> **WHAT TO DO**
Copy the data below verbatim, leaving no line out.

> **DATASET CONTENT**

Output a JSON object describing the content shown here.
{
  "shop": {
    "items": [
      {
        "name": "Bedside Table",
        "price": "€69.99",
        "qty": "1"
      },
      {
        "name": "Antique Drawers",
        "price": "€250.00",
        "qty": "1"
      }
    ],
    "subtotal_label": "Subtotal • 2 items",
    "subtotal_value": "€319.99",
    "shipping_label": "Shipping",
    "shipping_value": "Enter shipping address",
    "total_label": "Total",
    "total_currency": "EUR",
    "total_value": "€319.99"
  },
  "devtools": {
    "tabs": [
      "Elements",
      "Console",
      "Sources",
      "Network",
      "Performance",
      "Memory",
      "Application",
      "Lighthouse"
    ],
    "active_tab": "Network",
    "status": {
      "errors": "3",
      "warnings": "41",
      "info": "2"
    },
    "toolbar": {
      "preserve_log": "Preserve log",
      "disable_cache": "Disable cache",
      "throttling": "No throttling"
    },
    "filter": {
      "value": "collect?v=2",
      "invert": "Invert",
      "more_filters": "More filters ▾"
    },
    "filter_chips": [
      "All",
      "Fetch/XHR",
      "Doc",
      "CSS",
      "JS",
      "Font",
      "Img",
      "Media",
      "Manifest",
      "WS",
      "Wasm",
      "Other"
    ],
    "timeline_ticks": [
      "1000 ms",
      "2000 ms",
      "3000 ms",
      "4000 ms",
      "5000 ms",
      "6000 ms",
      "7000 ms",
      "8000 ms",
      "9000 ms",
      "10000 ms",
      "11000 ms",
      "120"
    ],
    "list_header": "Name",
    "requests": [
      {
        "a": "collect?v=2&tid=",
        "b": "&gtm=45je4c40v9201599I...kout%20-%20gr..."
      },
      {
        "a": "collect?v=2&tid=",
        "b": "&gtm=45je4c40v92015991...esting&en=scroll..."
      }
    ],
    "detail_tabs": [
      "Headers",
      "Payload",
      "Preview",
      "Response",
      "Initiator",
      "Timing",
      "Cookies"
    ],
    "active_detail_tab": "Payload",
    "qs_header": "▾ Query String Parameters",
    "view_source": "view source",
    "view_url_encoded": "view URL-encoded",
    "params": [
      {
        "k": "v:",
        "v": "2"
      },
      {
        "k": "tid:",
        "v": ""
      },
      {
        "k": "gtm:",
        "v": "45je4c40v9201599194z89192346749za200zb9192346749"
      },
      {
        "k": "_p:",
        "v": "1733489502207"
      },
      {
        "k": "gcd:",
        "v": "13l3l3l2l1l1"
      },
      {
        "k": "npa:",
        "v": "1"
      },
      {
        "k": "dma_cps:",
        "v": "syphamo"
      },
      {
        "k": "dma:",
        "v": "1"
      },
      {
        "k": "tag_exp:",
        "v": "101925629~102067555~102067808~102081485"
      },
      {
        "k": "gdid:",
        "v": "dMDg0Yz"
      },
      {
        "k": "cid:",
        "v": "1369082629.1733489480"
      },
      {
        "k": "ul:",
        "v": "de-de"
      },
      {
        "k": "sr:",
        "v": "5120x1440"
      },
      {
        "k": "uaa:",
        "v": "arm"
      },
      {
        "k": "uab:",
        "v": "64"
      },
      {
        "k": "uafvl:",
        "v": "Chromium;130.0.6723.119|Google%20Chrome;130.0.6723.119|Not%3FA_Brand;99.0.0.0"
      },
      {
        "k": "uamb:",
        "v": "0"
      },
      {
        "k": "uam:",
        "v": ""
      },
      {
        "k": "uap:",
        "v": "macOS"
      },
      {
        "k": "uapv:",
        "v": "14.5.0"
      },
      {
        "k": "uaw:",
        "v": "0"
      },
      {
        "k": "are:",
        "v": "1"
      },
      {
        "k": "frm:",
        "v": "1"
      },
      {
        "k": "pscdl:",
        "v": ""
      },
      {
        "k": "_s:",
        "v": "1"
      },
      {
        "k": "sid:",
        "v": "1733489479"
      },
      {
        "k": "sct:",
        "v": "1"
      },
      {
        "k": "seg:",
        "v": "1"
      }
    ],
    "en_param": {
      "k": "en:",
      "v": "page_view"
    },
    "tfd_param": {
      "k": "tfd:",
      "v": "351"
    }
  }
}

> **OUTPUT OF THE TASK**
Output a JSON object describing the content shown here.
{
  "shop": {
    "items": [
      {
        "name": "Bedside Table",
        "price": "€69.99",
        "qty": "1"
      },
      {
        "name": "Antique Drawers",
        "price": "€250.00",
        "qty": "1"
      }
    ],
    "subtotal_label": "Subtotal • 2 items",
    "subtotal_value": "€319.99",
    "shipping_label": "Shipping",
    "shipping_value": "Enter shipping address",
    "total_label": "Total",
    "total_currency": "EUR",
    "total_value": "€319.99"
  },
  "devtools": {
    "tabs": [
      "Elements",
      "Console",
      "Sources",
      "Network",
      "Performance",
      "Memory",
      "Application",
      "Lighthouse"
    ],
    "active_tab": "Network",
    "status": {
      "errors": "3",
      "warnings": "41",
      "info": "2"
    },
    "toolbar": {
      "preserve_log": "Preserve log",
      "disable_cache": "Disable cache",
      "throttling": "No throttling"
    },
    "filter": {
      "value": "collect?v=2",
      "invert": "Invert",
      "more_filters": "More filters ▾"
    },
    "filter_chips": [
      "All",
      "Fetch/XHR",
      "Doc",
      "CSS",
      "JS",
      "Font",
      "Img",
      "Media",
      "Manifest",
      "WS",
      "Wasm",
      "Other"
    ],
    "timeline_ticks": [
      "1000 ms",
      "2000 ms",
      "3000 ms",
      "4000 ms",
      "5000 ms",
      "6000 ms",
      "7000 ms",
      "8000 ms",
      "9000 ms",
      "10000 ms",
      "11000 ms",
      "120"
    ],
    "list_header": "Name",
    "requests": [
      {
        "a": "collect?v=2&tid=",
        "b": "&gtm=45je4c40v9201599I...kout%20-%20gr..."
      },
      {
        "a": "collect?v=2&tid=",
        "b": "&gtm=45je4c40v92015991...esting&en=scroll..."
      }
    ],
    "detail_tabs": [
      "Headers",
      "Payload",
      "Preview",
      "Response",
      "Initiator",
      "Timing",
      "Cookies"
    ],
    "active_detail_tab": "Payload",
    "qs_header": "▾ Query String Parameters",
    "view_source": "view source",
    "view_url_encoded": "view URL-encoded",
    "params": [
      {
        "k": "v:",
        "v": "2"
      },
      {
        "k": "tid:",
        "v": ""
      },
      {
        "k": "gtm:",
        "v": "45je4c40v9201599194z89192346749za200zb9192346749"
      },
      {
        "k": "_p:",
        "v": "1733489502207"
      },
      {
        "k": "gcd:",
        "v": "13l3l3l2l1l1"
      },
      {
        "k": "npa:",
        "v": "1"
      },
      {
        "k": "dma_cps:",
        "v": "syphamo"
      },
      {
        "k": "dma:",
        "v": "1"
      },
      {
        "k": "tag_exp:",
        "v": "101925629~102067555~102067808~102081485"
      },
      {
        "k": "gdid:",
        "v": "dMDg0Yz"
      },
      {
        "k": "cid:",
        "v": "1369082629.1733489480"
      },
      {
        "k": "ul:",
        "v": "de-de"
      },
      {
        "k": "sr:",
        "v": "5120x1440"
      },
      {
        "k": "uaa:",
        "v": "arm"
      },
      {
        "k": "uab:",
        "v": "64"
      },
      {
        "k": "uafvl:",
        "v": "Chromium;130.0.6723.119|Google%20Chrome;130.0.6723.119|Not%3FA_Brand;99.0.0.0"
      },
      {
        "k": "uamb:",
        "v": "0"
      },
      {
        "k": "uam:",
        "v": ""
      },
      {
        "k": "uap:",
        "v": "macOS"
      },
      {
        "k": "uapv:",
        "v": "14.5.0"
      },
      {
        "k": "uaw:",
        "v": "0"
      },
      {
        "k": "are:",
        "v": "1"
      },
      {
        "k": "frm:",
        "v": "1"
      },
      {
        "k": "pscdl:",
        "v": ""
      },
      {
        "k": "_s:",
        "v": "1"
      },
      {
        "k": "sid:",
        "v": "1733489479"
      },
      {
        "k": "sct:",
        "v": "1"
      },
      {
        "k": "seg:",
        "v": "1"
      }
    ],
    "en_param": {
      "k": "en:",
      "v": "page_view"
    },
    "tfd_param": {
      "k": "tfd:",
      "v": "351"
    }
  }
}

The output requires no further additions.